##### SUPPLIED RECORDS #####

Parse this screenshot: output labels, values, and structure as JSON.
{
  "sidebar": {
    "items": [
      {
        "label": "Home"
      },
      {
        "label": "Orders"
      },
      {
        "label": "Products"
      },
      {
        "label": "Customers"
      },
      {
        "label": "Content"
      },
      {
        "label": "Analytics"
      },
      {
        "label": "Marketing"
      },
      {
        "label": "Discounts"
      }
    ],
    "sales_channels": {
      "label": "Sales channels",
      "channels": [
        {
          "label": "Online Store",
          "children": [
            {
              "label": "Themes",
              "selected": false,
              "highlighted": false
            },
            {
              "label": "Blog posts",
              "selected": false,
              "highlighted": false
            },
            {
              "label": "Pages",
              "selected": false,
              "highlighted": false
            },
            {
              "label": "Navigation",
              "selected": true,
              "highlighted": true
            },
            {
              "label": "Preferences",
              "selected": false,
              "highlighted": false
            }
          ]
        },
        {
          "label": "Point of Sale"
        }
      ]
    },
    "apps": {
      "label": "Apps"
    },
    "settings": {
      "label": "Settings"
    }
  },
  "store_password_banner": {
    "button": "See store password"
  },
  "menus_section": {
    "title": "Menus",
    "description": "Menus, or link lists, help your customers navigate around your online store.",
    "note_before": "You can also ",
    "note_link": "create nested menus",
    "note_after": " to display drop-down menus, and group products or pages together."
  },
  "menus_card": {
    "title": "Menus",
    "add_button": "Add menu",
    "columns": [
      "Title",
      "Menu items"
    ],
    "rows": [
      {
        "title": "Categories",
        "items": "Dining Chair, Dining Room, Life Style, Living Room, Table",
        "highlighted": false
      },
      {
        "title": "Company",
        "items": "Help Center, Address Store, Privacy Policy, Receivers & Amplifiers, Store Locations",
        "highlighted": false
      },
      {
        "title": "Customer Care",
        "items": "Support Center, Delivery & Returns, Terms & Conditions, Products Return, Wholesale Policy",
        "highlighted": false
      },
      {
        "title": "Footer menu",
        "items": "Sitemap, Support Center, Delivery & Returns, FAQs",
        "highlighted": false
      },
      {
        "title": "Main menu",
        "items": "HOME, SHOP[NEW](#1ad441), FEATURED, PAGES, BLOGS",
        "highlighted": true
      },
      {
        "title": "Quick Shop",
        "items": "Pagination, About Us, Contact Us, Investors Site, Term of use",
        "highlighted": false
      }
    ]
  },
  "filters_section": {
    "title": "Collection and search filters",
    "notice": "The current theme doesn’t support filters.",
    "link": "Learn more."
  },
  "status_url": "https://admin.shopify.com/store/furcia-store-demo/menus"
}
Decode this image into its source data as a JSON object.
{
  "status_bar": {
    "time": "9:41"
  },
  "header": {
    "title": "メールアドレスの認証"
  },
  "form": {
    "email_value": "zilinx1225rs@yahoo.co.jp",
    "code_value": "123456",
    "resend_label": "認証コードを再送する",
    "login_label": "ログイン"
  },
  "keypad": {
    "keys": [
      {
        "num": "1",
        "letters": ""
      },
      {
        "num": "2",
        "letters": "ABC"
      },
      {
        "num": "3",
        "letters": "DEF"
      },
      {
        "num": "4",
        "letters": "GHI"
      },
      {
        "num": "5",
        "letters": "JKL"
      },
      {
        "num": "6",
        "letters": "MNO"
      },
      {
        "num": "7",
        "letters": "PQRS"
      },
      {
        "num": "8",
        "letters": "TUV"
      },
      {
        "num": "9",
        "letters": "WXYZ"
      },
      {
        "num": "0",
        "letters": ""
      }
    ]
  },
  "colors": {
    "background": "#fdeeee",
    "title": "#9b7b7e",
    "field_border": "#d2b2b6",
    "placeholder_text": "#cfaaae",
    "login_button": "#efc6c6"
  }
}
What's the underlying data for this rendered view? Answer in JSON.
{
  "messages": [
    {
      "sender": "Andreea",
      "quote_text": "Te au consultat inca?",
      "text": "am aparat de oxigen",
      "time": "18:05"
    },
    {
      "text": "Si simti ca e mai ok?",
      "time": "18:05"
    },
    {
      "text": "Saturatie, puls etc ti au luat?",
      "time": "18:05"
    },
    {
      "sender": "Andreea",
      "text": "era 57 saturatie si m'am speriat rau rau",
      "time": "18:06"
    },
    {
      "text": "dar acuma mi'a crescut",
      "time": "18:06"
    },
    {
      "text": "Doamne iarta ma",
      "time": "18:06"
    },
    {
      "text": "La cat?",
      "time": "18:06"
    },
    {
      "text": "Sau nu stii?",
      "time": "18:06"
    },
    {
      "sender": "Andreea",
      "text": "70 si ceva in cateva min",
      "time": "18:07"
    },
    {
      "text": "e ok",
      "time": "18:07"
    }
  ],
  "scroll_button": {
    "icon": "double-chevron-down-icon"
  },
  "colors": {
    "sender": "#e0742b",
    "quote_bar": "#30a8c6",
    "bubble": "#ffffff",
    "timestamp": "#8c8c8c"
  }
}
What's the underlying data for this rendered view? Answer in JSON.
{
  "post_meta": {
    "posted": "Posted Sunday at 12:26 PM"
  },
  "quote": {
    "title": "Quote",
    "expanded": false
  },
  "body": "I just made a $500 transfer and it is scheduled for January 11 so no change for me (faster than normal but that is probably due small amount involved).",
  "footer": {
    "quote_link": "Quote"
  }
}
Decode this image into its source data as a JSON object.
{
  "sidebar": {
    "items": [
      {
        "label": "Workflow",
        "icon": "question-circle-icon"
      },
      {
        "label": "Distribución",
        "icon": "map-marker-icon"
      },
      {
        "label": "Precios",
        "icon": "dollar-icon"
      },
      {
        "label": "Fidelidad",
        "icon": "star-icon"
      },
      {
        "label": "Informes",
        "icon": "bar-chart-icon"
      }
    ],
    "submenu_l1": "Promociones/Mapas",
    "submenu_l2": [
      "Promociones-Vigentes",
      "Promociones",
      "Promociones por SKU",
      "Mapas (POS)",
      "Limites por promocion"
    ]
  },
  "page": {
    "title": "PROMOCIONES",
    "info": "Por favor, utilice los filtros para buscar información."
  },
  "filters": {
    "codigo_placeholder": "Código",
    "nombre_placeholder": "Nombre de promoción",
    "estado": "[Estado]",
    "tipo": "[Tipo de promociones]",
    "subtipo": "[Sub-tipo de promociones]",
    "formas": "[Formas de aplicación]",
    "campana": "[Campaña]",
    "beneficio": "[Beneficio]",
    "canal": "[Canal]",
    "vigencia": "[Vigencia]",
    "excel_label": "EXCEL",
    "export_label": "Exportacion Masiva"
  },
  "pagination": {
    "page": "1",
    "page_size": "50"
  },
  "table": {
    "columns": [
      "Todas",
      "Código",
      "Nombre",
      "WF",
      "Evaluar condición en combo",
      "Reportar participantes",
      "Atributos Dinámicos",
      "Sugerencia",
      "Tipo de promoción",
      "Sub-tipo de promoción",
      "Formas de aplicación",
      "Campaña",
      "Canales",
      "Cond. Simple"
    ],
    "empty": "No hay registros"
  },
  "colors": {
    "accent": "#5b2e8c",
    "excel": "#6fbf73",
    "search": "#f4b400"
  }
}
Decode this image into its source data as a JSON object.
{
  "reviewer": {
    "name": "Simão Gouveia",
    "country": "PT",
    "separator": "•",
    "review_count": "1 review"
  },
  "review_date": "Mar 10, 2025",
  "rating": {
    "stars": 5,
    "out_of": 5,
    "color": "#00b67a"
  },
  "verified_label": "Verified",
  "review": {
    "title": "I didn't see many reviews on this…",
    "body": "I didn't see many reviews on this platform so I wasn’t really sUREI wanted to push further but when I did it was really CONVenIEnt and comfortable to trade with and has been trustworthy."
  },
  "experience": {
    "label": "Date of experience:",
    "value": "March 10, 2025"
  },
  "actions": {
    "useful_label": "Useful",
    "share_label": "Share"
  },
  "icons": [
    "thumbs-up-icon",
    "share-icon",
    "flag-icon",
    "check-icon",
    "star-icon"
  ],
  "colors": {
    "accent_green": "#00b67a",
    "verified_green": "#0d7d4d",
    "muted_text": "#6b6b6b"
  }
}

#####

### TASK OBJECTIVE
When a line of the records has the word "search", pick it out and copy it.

### YOUR SOLUTION
    "title": "Collection and search filters",
    "search": "#f4b400"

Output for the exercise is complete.